While certainly fact, it was also fodder for a flurry of protestations regarding the hazards of ARMs. Since that speech, there has been a great deal of alarmism surrounding the problems this country faces should interest rates rise dramatically. Other critics have been more moderate, pointing out the very real possibility that some homeowners could get themselves in a bind should rates make a significant jump.
One of the most outspoken critics of Mr. Greenspan's defense of ARMs has been Suze Orman, who wrote an article entitled "Alan Greenspan's Call to ARMs Could Put You in Great Financial Danger." The article warns investors about the hazards of getting in too deep with ARMs. It illustrates how an ARM payment could nearly double that of a fixed mortgage if interest rates rise dramatically. And that, indeed, is a fact.
But there's more to it than that.
I don't believe things are going to fall apart if rates make a sudden rise. There's no doubt that a rapid rate increase would cut into disposable income and consumer spending. But only one in five mortgages is an ARM. And while ARMs make up about 20% of all U.S. mortgages, they make up a much larger percentage of the total dollars loaned -- nearly 30%. Why? Because most ARMs tend to be for jumbo loans of more than $300,000. In other words, they're loans to people who can afford them -- people who tend to have a lot of disposable income and whose salaries can vary a great deal each year with job changes, pay raises, and bonuses.

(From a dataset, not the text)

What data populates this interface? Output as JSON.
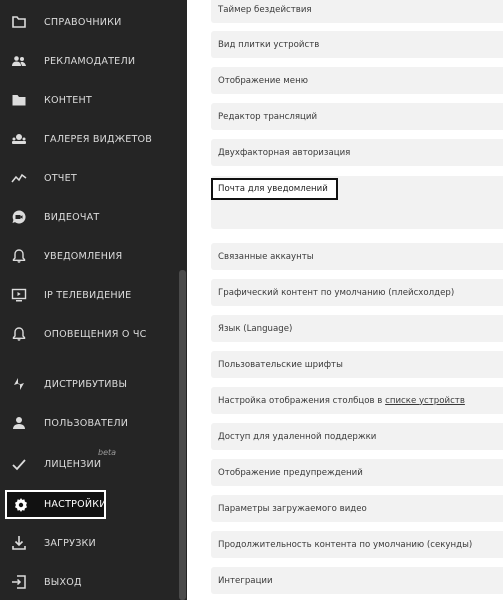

Given that most ARMs generally have caps allowing them to increase by only 1% or 2% a year, and given that a mortgage only accounts for about one-third of the average household's total income, it doesn't take much of a pay increase to compensate for the rate hike. Additionally, since rates only change once a year at most, and since many ARMs don't change at all in the first several years, people generally have quite a bit of warning to do something about rising rates.

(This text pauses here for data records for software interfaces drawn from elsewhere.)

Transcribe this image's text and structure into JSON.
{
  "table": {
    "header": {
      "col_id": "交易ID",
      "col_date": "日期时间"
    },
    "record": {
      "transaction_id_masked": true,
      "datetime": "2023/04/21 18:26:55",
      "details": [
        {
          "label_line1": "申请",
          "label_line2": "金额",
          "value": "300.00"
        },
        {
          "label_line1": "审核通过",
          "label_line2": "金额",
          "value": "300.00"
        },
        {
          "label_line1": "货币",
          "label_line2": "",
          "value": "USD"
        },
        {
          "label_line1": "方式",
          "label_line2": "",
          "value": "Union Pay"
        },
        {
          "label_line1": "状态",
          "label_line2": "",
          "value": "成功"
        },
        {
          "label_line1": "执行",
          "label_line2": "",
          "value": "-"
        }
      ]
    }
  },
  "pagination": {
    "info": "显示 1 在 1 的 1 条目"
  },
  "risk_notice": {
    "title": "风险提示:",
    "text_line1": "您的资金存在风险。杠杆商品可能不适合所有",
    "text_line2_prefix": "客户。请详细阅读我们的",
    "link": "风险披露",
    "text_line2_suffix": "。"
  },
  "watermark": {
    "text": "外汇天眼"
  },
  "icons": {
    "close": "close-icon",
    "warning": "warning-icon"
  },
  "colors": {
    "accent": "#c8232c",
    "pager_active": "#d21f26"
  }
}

All that said, people do need to be careful about overextending themselves. Particularly for people on relatively fixed incomes, ARMs are probably not the best solution. We have a handy calculator in our Home Center that makes it easy to compare payment amounts at different rates to see what an ARM could cost you if rates go up.
With rates at historical lows, there's no doubt that they will eventually go up. For people who can afford the potential payment increase, there's also no guarantee that rates will rise to a high level for a lengthy period of time. And ARMs have a lifetime rate increase cap of around 6%, so there's no reason for not knowing the most you could have to pay.
Over the lifetime of an ARM, there's a good chance you're going to save a lot of money. Here's why: Lenders charge higher interest rates on fixed mortgages because they shoulder the risk that rates will rise later. However, if you take on that risk -- and you know the limits of that risk -- you may be saving some of the risk premium you would otherwise be paying to the lender.
Our Home Center offers all sorts of handy, dandy information on buying and maintaining a home. Still haven't refinanced? First-time homebuyer? Don't move a muscle without checking out our Home Center first.
Fool contributor Mark Mahorney doesn't own shares of any companies mentioned.